Ortiz, Alberto González; Guerreiro, Cristina de Brito Beirao; Soares, Joana; Horálek, Jan

Publication details

Series: Eionet Report - ETC/ATNI 2021/10

Publisher: ETC/ATNI

Year: 2021

ISBN: 978-82-93752-34-9

Fulltekst: zenodo.org/doi/10.5281/zenodo.5704593

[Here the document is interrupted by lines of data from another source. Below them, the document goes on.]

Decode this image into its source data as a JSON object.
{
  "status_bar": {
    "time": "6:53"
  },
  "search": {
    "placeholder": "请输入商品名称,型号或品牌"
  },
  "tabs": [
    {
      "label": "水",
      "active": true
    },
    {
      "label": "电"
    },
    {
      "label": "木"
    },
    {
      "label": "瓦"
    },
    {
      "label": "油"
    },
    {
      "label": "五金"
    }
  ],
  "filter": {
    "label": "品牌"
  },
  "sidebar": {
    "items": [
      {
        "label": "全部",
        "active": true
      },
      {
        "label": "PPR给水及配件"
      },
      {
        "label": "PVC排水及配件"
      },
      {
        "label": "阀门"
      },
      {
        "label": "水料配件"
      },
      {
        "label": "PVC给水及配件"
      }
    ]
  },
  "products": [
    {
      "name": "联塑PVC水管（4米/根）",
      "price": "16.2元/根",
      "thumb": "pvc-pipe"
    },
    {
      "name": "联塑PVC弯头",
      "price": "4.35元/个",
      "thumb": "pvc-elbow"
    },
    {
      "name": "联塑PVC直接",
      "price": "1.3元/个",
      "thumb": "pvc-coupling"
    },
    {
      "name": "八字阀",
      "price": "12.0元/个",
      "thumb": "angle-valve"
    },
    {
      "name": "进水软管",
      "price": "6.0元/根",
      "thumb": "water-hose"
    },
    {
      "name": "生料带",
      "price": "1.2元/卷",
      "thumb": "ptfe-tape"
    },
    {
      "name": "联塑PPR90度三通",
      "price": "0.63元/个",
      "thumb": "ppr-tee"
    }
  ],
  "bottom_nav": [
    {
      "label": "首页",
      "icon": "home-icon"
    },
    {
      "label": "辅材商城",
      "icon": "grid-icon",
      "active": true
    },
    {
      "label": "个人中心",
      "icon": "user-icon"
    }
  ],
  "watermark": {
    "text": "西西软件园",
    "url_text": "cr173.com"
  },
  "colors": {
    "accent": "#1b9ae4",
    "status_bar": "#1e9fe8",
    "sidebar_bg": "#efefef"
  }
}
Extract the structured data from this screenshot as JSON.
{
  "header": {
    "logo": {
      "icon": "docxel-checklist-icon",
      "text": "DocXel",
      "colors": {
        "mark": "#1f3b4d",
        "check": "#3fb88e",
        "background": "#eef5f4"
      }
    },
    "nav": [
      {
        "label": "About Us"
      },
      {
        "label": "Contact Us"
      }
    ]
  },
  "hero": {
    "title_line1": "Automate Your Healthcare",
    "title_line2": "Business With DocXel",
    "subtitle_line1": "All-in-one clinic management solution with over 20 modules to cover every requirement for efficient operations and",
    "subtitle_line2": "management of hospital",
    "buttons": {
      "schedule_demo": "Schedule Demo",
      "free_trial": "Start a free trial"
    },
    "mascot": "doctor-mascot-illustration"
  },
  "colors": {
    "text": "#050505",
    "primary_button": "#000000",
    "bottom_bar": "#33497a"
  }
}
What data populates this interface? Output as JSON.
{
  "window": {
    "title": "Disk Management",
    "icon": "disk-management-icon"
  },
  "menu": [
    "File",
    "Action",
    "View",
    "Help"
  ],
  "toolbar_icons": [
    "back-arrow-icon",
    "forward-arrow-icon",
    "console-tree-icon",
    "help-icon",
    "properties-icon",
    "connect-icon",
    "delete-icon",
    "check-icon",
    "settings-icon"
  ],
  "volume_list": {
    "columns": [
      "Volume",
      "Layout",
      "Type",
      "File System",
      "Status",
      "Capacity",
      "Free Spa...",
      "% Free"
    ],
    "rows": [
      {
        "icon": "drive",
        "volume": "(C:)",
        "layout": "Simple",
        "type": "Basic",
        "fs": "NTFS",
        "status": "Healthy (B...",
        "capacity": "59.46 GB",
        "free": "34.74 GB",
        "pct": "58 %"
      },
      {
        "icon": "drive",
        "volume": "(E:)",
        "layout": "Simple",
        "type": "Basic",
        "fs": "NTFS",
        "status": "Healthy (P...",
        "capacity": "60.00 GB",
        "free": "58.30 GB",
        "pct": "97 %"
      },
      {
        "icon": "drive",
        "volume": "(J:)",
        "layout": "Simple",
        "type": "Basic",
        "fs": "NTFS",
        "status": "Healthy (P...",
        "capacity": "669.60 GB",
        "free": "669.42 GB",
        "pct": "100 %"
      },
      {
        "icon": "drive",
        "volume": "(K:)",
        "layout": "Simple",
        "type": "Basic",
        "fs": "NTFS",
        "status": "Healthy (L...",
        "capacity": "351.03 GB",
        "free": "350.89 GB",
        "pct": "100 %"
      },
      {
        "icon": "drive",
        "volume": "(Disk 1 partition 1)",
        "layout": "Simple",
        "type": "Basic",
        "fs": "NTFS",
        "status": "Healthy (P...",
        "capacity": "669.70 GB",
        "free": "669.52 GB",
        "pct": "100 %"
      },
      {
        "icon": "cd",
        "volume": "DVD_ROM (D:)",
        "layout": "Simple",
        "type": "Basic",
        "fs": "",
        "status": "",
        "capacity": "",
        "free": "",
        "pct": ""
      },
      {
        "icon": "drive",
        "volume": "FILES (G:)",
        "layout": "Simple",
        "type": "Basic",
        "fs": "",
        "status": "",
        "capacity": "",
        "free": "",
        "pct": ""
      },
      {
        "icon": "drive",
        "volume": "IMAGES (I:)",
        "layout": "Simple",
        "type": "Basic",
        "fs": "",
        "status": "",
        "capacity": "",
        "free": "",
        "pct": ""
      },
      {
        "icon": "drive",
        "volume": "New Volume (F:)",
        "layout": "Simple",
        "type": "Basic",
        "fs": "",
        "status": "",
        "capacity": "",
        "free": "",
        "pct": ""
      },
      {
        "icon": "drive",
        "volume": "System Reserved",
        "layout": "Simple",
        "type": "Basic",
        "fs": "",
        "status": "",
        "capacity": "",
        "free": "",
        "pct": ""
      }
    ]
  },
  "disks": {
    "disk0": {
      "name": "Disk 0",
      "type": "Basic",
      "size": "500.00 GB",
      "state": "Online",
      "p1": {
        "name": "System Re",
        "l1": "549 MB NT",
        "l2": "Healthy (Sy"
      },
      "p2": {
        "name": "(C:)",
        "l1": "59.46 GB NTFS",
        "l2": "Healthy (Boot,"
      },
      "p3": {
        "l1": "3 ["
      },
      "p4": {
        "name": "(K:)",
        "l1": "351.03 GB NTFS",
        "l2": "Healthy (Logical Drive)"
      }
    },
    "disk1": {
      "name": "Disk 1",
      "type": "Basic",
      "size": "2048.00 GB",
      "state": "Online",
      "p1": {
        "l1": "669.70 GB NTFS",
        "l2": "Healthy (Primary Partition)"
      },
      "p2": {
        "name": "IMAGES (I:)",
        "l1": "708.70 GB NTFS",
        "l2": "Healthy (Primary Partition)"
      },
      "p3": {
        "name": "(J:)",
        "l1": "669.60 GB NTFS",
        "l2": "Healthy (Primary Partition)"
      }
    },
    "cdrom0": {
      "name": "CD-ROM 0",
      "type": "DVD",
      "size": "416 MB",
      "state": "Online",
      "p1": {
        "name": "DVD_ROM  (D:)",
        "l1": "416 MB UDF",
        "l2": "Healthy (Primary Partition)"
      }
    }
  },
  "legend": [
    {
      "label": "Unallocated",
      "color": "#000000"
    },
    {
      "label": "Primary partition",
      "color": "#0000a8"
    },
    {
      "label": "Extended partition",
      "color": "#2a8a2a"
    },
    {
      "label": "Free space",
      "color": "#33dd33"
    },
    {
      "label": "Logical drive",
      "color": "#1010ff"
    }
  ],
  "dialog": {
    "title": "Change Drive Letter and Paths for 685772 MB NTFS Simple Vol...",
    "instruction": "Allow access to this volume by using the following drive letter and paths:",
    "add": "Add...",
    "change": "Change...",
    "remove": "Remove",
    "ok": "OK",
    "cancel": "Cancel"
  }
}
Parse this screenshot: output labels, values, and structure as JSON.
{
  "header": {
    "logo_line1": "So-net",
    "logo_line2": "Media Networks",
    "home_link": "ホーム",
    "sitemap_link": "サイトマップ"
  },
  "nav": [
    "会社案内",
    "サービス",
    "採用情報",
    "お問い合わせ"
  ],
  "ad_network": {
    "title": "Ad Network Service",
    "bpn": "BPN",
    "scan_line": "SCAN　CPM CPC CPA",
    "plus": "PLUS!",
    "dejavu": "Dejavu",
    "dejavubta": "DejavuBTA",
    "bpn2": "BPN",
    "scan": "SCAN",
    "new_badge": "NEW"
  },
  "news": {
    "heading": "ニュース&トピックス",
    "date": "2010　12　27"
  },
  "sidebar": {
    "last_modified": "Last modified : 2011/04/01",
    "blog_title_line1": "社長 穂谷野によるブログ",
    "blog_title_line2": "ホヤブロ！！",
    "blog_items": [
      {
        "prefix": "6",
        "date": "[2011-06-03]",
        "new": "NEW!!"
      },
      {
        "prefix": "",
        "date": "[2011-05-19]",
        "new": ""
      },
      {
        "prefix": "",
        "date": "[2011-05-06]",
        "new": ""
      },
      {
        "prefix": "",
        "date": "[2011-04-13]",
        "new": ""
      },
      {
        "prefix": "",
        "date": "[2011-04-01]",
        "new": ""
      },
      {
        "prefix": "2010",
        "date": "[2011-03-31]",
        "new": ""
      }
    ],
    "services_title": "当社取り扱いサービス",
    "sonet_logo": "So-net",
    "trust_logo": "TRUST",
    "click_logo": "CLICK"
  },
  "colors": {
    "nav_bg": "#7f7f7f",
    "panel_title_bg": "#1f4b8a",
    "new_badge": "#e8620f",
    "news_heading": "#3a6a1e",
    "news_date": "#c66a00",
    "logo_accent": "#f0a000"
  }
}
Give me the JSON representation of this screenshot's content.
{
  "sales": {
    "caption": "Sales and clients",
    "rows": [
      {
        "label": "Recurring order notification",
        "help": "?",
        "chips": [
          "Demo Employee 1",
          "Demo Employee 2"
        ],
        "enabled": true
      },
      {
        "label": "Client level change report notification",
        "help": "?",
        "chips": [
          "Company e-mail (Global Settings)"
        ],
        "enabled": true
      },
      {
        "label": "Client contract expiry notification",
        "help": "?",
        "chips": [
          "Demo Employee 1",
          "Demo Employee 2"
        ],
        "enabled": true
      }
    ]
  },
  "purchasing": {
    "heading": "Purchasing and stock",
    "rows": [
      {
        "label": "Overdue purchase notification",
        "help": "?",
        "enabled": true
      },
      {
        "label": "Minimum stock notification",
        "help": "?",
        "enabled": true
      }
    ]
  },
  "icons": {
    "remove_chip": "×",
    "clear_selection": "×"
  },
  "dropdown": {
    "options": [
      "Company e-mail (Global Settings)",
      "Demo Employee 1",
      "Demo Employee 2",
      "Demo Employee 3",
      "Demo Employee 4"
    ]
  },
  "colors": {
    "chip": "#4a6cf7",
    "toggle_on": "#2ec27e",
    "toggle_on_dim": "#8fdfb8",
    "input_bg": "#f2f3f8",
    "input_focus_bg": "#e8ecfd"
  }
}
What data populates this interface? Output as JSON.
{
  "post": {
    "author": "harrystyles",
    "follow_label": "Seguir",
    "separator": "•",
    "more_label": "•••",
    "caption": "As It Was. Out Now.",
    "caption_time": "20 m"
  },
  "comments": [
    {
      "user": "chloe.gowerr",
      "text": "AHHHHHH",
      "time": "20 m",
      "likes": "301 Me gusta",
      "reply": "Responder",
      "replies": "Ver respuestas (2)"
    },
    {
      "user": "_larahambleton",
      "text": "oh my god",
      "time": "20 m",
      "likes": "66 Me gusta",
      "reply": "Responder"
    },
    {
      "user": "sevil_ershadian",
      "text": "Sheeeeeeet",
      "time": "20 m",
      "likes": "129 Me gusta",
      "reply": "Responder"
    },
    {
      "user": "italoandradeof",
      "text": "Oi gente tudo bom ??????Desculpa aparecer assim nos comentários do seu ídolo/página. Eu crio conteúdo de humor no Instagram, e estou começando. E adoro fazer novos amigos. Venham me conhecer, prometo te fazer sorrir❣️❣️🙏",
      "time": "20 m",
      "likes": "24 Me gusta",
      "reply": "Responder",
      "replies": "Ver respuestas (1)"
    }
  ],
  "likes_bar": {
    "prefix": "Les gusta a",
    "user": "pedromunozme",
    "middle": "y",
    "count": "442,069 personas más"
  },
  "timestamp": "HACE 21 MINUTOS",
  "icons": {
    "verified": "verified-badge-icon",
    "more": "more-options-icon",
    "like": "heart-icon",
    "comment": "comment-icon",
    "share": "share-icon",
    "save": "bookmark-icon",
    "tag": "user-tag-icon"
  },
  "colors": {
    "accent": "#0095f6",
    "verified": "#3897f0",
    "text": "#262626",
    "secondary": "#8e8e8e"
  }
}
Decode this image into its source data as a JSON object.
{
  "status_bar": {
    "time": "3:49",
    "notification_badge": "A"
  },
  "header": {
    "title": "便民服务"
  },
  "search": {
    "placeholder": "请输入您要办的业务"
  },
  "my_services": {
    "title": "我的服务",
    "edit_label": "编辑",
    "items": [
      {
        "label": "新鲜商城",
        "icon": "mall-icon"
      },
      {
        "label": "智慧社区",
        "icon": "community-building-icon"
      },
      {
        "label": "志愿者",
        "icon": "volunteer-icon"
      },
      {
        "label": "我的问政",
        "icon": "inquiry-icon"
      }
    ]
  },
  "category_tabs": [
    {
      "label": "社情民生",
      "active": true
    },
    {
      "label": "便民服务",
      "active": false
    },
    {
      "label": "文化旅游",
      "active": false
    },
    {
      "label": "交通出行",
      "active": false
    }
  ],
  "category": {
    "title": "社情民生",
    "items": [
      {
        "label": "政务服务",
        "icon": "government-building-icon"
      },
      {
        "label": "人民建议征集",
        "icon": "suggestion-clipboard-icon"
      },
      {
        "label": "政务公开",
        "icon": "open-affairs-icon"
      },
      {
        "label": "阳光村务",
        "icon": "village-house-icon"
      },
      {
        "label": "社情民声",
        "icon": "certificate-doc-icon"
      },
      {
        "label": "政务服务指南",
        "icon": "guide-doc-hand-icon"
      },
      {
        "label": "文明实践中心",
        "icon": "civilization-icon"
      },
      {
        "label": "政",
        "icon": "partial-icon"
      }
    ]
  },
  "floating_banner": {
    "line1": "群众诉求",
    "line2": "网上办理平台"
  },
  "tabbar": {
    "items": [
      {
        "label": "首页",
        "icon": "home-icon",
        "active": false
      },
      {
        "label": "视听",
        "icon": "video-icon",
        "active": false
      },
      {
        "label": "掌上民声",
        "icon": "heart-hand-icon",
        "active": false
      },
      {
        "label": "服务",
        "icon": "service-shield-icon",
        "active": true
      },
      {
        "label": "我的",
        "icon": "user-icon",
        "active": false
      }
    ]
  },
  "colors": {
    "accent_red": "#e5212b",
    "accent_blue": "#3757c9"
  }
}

The health risk related to exposure to air pollution (fine particulate matter - PM2.5, ozone - O3, and nitrogen dioxide - NO2) in 2019 was estimated in terms of number of premature deaths and years of life lost related to exposure to for 41 European countries, including the 27 EU Member States. In 2019, air pollution continued to drive a significant burden of premature death and disease in the 41 countries reporting to EEA: 373,000 premature deaths were attributed to chronic exposure to PM2.5; 47,700 premature deaths were attributed to chronic NO2 exposure; 19,070 premature deaths were attributed to acute O3 exposure. The analysis on the EU’s progress to reach the 2030 target established in the Zero Pollution Action Plan shows a steady decrease in the number of premature deaths along the years, and if it continues to fall at a comparable rate in the future, then the target would be achieved by 2032. Had the new WHO air quality guideline level for PM2.5 of 5 µg/m3 been attained already in 2019 everywhere in Europe, the number of estimated premature deaths would have been at least 58 % lower. On the other hand, the attainment of the EU limit value for PM2.5 of 25 µg/m3 would have left the estimated number of premature deaths unchanged in EU-27.